* [Material for the task]
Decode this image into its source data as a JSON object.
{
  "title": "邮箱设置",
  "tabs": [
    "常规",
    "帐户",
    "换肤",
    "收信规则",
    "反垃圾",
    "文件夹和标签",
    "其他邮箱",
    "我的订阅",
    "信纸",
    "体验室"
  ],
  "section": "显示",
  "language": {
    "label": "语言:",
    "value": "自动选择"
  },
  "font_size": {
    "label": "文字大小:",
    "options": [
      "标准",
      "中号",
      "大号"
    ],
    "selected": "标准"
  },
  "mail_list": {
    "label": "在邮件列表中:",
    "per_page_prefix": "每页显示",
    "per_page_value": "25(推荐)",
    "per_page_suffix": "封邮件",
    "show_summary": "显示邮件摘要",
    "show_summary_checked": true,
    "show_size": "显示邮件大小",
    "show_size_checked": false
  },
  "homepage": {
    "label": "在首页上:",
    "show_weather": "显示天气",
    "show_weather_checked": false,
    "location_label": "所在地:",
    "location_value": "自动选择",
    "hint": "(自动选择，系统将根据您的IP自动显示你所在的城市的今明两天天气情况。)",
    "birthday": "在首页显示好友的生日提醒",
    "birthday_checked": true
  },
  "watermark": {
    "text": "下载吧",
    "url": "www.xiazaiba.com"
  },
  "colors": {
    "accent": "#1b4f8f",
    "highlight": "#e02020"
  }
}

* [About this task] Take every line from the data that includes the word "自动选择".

* [Reply to the exercise]
    "value": "自动选择"
    "location_value": "自动选择",
    "hint": "(自动选择，系统将根据您的IP自动显示你所在的城市的今明两天天气情况。)",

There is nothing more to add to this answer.